Actually, there is a trick for efficiently solving problem 43, which is similar to an exercise from L. Ahlfors complex analysis (I don't have the actually exercise number on hand, but if someone asks, I will look it up and post it):
Since z^5 = 1, we have that 1 + z + z^2 + z^3 + 5z^4 + 4z^5 + 4z^6 + 4z^7 + 4z^8 + 5z^9 = 5 + 5z + 5z^2 + 5z^3 + 10z^4 = 5(1 + z + z^2 + z^3 + z^4) + 5z^4.
The trick is that, z(1 + z + z^2 + z^3 + z^4) = z + z^2 + z^3 + z^4 + z^5 = 1 + z + z^2 + z^3 + z^4.

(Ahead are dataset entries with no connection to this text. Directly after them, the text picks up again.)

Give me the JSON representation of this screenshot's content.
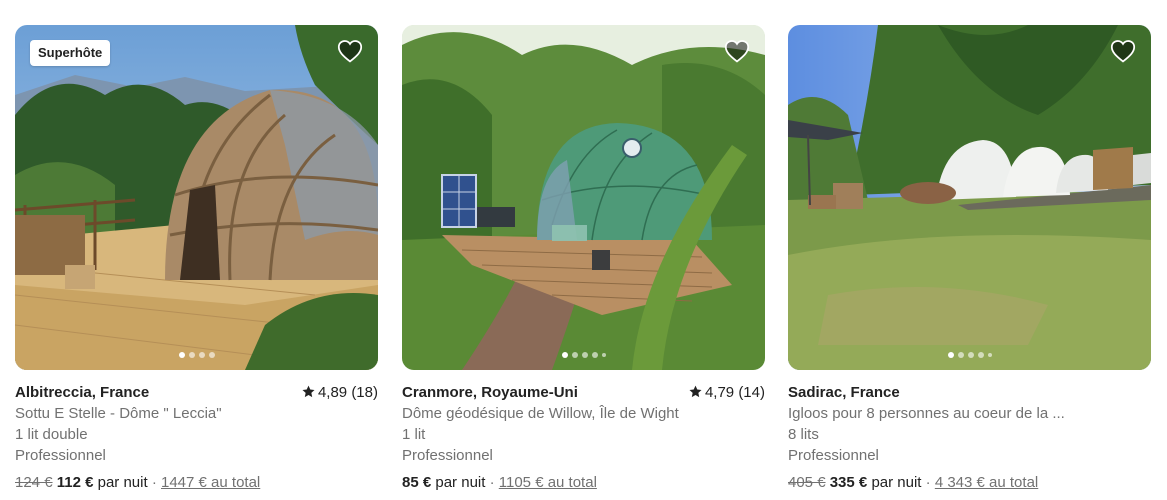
{
  "listings": [
    {
      "badge": "Superhôte",
      "location": "Albitreccia, France",
      "rating": "4,89 (18)",
      "title": "Sottu E Stelle - Dôme \" Leccia\"",
      "beds": "1 lit double",
      "host_type": "Professionnel",
      "old_price": "124 €",
      "price": "112 €",
      "per_night": "par nuit",
      "separator": "·",
      "total": "1447 € au total"
    },
    {
      "location": "Cranmore, Royaume-Uni",
      "rating": "4,79 (14)",
      "title": "Dôme géodésique de Willow, Île de Wight",
      "beds": "1 lit",
      "host_type": "Professionnel",
      "price": "85 €",
      "per_night": "par nuit",
      "separator": "·",
      "total": "1105 € au total"
    },
    {
      "location": "Sadirac, France",
      "title": "Igloos pour 8 personnes au coeur de la ...",
      "beds": "8 lits",
      "host_type": "Professionnel",
      "old_price": "405 €",
      "price": "335 €",
      "per_night": "par nuit",
      "separator": "·",
      "total": "4 343 € au total"
    }
  ],
  "icons": {
    "favorite": "heart-icon",
    "rating": "star-icon"
  },
  "colors": {
    "text": "#222222",
    "secondary": "#717171"
  }
}
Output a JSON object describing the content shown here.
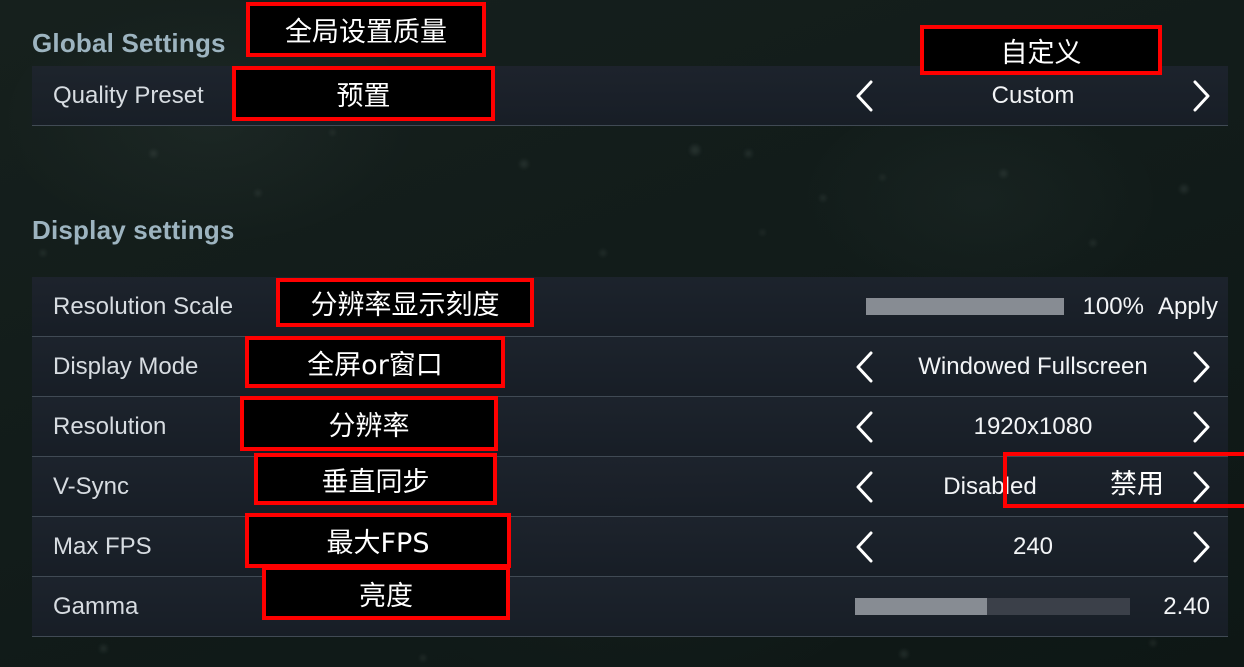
{
  "sections": [
    {
      "id": "global",
      "title": "Global Settings"
    },
    {
      "id": "display",
      "title": "Display settings"
    }
  ],
  "rows": [
    {
      "id": "quality-preset",
      "label": "Quality Preset",
      "control": "stepper",
      "value": "Custom",
      "prev_icon": "chevron-left-icon",
      "next_icon": "chevron-right-icon"
    },
    {
      "id": "resolution-scale",
      "label": "Resolution Scale",
      "control": "slider-apply",
      "value": "100%",
      "apply_label": "Apply",
      "fill_percent": 100
    },
    {
      "id": "display-mode",
      "label": "Display Mode",
      "control": "stepper",
      "value": "Windowed Fullscreen",
      "prev_icon": "chevron-left-icon",
      "next_icon": "chevron-right-icon"
    },
    {
      "id": "resolution",
      "label": "Resolution",
      "control": "stepper",
      "value": "1920x1080",
      "prev_icon": "chevron-left-icon",
      "next_icon": "chevron-right-icon"
    },
    {
      "id": "v-sync",
      "label": "V-Sync",
      "control": "stepper",
      "value": "Disabled",
      "prev_icon": "chevron-left-icon",
      "next_icon": "chevron-right-icon"
    },
    {
      "id": "max-fps",
      "label": "Max FPS",
      "control": "stepper",
      "value": "240",
      "prev_icon": "chevron-left-icon",
      "next_icon": "chevron-right-icon"
    },
    {
      "id": "gamma",
      "label": "Gamma",
      "control": "slider",
      "value": "2.40",
      "fill_percent": 48
    }
  ],
  "annotations": [
    {
      "id": "global-settings-quality",
      "text": "全局设置质量"
    },
    {
      "id": "quality-preset-cn",
      "text": "预置"
    },
    {
      "id": "custom-cn",
      "text": "自定义"
    },
    {
      "id": "resolution-scale-cn",
      "text": "分辨率显示刻度"
    },
    {
      "id": "display-mode-cn",
      "text": "全屏or窗口"
    },
    {
      "id": "resolution-cn",
      "text": "分辨率"
    },
    {
      "id": "vsync-cn",
      "text": "垂直同步"
    },
    {
      "id": "vsync-value-cn",
      "text": "禁用"
    },
    {
      "id": "max-fps-cn",
      "text": "最大FPS"
    },
    {
      "id": "gamma-cn",
      "text": "亮度"
    }
  ],
  "colors": {
    "annotation_border": "#ff0000",
    "section_heading": "#9db4c0",
    "row_background": "#1e242e",
    "slider_fill": "#878c93",
    "slider_track": "#3b4049",
    "text": "#f2f4f6"
  }
}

Since z != 1, we conclude that we must have that 1 + z + z^2 + z^3 + z^4 = 0.
So we have 5(1 + z + z^2 + z^3 + z^4) + 5z^4 = 5*0 + 5z^4 = 5e^(8ip/5) = 5e^(3ip/5 + ip) = -5e^(3ip/5). Where p = pie.
I dont know if that's what you had in mind, or if it is common enough to not consider it as a trick, but that's what I had in mind when I first came across the problem. However, by the construction of the problem, it seems apparent that they were looking for something like this.